Your answer is to be every line of the material that includes the string "date".

┄┄┄┄┄┄┄┄┄┄

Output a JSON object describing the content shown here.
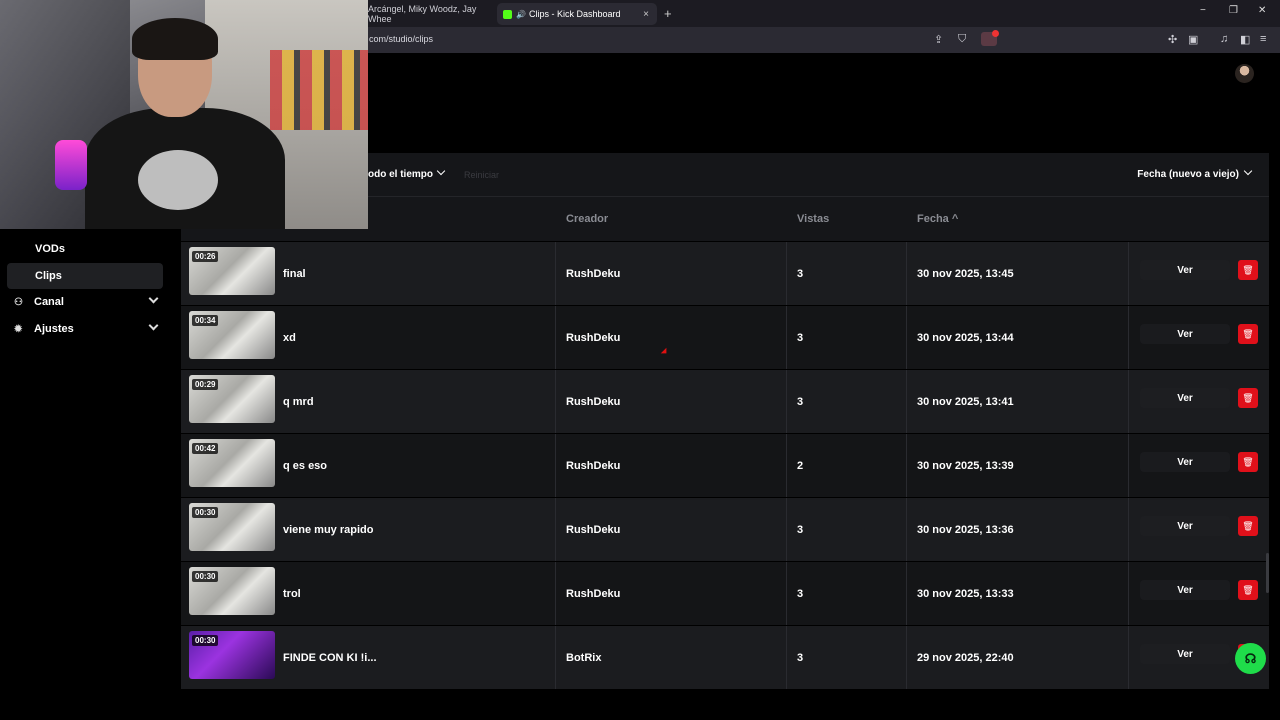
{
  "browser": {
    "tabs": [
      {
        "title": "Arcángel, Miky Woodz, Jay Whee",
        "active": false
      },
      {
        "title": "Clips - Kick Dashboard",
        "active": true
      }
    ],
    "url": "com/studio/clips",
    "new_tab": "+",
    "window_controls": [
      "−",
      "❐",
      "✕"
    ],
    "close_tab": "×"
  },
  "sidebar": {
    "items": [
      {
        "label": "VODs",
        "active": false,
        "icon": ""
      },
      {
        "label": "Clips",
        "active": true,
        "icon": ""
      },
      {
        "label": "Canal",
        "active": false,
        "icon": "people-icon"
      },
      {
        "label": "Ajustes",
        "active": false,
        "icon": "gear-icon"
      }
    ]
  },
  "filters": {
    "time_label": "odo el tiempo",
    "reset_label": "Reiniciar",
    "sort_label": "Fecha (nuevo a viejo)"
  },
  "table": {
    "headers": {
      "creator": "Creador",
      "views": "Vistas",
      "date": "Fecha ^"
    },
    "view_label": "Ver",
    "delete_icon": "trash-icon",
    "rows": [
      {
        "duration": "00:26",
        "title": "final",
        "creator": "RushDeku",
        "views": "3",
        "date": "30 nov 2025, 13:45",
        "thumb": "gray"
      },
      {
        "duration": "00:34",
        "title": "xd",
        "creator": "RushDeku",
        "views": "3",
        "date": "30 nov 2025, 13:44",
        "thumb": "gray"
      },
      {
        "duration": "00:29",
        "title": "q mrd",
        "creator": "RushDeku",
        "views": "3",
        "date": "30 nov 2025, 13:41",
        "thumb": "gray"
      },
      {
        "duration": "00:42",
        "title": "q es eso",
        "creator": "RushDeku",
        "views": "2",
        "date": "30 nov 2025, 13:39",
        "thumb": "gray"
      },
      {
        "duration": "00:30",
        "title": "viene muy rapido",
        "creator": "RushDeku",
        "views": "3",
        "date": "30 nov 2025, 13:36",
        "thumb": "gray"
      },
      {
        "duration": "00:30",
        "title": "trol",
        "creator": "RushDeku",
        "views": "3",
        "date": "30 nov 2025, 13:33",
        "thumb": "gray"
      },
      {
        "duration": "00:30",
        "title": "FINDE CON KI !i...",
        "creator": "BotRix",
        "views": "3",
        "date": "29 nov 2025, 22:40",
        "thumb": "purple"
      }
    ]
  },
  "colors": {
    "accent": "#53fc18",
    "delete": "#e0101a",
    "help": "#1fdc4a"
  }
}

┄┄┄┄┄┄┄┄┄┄

[ANSWER BOX]
      "date": "Fecha ^"
        "date": "30 nov 2025, 13:45",
        "date": "30 nov 2025, 13:44",
        "date": "30 nov 2025, 13:41",
        "date": "30 nov 2025, 13:39",
        "date": "30 nov 2025, 13:36",
        "date": "30 nov 2025, 13:33",
        "date": "29 nov 2025, 22:40",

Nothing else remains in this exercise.